By putting your business in a trust, a partnership or by using buy-sell agreements, you will also be protecting your business, if you had to get a divorce. These provisions protect the other owners of the business, in case one had to get a divorce. Don’t make your spouse a partner in your company, as this could really complicate things, if you ended up getting a divorce. Even if you think it’s a good idea for tax reasons, rather don’t do this. You could always make your spouse a secretary in the company rather than a director. Even if your spouse had no input in the business, they could use the fact that they were a “director” in the company to their advantage. You could also state that each partner in your business would have to agree to all the terms in case one partner had to get a divorce. You can see how this will protect your business during a divorce.
- Make sure to pay yourself a competitive salary
Another way in which you can protect your business is by giving yourself a decent salary. You’re soon to be ex could state that you used the family money to grow your business, instead of using it towards the family. Your ex could state that they are entitled to a greater percentage of your business for this very reason. Therefore if you pay yourself a decent salary, you could then say that you did not use family money to grow your business.
- You could always “pay off your spouse”
If your spouse is entitled to shares in your company, you could always pay them off, so that the business will be entirely yours. You could pay them off for example by giving up some other assets of yours. You could give them the marital home, in exchange for the business, or other marital property such as cars or retirement plans. You could also always sell the business and divide the sales price. Or you could pay your spouse a monthly amount that would help you buy out their share of the business.
- Don’t involve your spouse in your business.
If you can, before you start your business, do not involve your spouse in your company. The less they have to do with your business, legally the less foot they will have to stand on when it comes to having shares in your business, or a large percentage of your business. The more involved your spouse is in your business, the higher the percentage they will be able to claim in your company. Therefore keep their involvement to a minimum or keep it to nothing at all.

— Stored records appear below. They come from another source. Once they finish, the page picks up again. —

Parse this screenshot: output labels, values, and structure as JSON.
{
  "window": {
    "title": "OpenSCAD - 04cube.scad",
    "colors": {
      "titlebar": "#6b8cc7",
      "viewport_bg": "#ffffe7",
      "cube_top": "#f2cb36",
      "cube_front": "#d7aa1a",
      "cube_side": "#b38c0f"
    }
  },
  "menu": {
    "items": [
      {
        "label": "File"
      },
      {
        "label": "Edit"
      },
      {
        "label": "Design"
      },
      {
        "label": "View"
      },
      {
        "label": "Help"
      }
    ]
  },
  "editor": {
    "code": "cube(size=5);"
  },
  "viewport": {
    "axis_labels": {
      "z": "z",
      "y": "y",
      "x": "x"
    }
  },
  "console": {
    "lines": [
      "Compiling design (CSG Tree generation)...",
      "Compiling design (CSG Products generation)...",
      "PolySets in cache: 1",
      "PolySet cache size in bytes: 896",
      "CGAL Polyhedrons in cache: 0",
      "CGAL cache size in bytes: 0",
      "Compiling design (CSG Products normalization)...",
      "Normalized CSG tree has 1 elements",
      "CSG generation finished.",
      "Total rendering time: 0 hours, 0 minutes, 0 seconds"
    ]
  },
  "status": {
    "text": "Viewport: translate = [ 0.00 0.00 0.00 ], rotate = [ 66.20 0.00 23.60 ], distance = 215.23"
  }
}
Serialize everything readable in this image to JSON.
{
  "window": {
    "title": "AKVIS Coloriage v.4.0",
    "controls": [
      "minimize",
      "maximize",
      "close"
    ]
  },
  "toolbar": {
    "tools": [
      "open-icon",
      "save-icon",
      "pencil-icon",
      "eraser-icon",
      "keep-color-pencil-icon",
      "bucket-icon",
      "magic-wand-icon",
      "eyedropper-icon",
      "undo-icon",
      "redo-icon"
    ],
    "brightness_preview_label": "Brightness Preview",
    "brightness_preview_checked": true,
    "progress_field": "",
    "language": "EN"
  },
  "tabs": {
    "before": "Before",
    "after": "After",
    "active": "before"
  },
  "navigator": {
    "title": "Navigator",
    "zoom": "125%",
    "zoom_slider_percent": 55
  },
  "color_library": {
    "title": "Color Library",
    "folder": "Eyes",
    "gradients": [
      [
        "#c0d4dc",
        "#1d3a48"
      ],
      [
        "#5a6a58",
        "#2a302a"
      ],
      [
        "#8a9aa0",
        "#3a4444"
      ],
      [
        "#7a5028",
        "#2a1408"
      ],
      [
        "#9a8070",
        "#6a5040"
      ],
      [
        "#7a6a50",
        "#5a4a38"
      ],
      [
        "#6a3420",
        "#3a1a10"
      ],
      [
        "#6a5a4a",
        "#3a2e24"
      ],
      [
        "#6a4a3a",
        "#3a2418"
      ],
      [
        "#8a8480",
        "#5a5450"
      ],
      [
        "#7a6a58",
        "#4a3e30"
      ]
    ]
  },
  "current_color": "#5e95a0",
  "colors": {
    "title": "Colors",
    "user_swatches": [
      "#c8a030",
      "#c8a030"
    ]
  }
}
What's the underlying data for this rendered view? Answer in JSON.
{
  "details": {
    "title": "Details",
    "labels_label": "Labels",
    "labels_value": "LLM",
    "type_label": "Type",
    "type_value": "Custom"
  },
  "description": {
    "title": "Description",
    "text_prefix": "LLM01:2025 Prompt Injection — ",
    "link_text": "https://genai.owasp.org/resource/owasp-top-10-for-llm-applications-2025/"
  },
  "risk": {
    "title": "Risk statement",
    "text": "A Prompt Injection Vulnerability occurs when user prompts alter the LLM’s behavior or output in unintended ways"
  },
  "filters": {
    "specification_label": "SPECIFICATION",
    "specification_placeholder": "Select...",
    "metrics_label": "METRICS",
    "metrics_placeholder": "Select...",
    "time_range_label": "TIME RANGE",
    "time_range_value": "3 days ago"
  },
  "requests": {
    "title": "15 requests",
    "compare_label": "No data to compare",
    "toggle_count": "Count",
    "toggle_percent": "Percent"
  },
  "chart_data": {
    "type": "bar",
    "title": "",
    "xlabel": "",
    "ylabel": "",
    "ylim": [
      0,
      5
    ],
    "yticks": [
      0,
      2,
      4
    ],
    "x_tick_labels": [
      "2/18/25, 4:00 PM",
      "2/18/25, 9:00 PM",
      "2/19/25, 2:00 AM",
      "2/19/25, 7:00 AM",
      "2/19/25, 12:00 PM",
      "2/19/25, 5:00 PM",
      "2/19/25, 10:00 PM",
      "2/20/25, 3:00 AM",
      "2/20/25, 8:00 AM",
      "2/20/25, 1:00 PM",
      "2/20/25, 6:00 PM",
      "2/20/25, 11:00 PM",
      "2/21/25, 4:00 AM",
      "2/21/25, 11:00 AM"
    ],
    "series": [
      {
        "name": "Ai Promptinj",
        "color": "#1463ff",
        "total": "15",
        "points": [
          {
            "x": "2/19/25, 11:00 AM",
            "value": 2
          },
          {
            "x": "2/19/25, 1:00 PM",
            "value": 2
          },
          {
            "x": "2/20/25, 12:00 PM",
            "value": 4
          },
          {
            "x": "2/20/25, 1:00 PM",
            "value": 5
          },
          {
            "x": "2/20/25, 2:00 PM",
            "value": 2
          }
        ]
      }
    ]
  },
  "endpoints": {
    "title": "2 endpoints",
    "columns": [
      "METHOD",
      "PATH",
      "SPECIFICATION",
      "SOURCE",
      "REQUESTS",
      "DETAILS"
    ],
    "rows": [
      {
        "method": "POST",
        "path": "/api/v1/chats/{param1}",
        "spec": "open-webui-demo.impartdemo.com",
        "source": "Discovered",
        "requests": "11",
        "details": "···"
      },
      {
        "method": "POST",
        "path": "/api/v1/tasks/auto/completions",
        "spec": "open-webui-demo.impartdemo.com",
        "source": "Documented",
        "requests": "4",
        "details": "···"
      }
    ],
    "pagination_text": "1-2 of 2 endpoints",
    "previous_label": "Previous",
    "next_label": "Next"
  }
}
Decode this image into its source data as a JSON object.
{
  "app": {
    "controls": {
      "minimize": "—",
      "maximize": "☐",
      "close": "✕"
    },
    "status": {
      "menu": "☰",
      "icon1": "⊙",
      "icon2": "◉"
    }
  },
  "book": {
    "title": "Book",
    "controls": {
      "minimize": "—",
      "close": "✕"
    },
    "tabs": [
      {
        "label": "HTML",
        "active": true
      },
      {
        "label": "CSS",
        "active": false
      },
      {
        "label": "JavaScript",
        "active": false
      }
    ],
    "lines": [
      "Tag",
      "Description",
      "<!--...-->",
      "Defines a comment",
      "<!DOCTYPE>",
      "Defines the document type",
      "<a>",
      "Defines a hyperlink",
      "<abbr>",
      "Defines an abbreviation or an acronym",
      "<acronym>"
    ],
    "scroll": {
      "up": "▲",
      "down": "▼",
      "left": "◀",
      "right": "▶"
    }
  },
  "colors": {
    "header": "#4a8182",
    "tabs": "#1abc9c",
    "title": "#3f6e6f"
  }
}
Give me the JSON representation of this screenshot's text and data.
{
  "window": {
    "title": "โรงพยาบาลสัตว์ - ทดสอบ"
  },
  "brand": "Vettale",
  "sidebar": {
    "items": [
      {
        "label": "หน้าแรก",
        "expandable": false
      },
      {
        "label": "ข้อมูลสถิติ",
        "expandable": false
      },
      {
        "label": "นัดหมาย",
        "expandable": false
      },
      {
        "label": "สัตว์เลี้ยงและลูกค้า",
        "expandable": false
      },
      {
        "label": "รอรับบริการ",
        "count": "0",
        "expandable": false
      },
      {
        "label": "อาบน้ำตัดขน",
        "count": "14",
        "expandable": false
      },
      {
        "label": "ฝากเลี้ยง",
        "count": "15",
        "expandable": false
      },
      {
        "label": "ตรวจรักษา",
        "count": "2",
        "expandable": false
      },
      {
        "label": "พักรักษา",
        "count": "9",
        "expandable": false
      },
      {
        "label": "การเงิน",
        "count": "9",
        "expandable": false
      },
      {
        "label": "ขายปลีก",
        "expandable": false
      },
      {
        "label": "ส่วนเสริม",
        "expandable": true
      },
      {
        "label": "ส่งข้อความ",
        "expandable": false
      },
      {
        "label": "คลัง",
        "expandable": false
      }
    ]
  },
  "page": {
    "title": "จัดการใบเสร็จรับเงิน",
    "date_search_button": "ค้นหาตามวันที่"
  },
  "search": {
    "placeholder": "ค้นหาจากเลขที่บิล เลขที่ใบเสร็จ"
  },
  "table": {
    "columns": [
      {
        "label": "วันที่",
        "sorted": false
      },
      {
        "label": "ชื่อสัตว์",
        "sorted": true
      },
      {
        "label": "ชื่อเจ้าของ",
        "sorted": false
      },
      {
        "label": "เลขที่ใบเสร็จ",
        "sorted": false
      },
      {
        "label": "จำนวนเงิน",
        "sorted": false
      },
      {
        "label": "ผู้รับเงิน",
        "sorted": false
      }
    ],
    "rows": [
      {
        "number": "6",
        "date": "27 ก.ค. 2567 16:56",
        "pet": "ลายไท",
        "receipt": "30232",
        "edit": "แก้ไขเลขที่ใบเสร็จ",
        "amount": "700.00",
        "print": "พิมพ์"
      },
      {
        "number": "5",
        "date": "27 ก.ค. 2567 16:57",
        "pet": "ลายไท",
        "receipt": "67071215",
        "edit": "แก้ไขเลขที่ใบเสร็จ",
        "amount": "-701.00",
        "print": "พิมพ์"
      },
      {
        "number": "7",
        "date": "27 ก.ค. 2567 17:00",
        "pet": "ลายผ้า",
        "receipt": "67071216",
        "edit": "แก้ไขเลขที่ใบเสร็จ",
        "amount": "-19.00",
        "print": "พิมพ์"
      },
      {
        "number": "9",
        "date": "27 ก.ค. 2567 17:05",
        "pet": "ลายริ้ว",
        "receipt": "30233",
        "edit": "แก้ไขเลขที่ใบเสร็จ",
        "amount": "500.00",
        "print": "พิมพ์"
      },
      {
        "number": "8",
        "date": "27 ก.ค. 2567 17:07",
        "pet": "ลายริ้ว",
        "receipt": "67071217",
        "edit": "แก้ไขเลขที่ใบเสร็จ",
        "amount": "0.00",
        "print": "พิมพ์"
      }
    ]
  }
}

You have worked hard for your business. You deserve to have the main say as to what happens to your company. When it comes to protecting your business during a divorce, the best thing to do is have a prenuptial agreement before you get married. Whenever it comes to getting a divorce, it is always wise to speak to a lawyer first with regards to any business or assets that might have to be split during the divorce proceedings. You never want to make such large legal decisions without a lawyer present. If you follow these tips, then the chances of protecting your business are greater.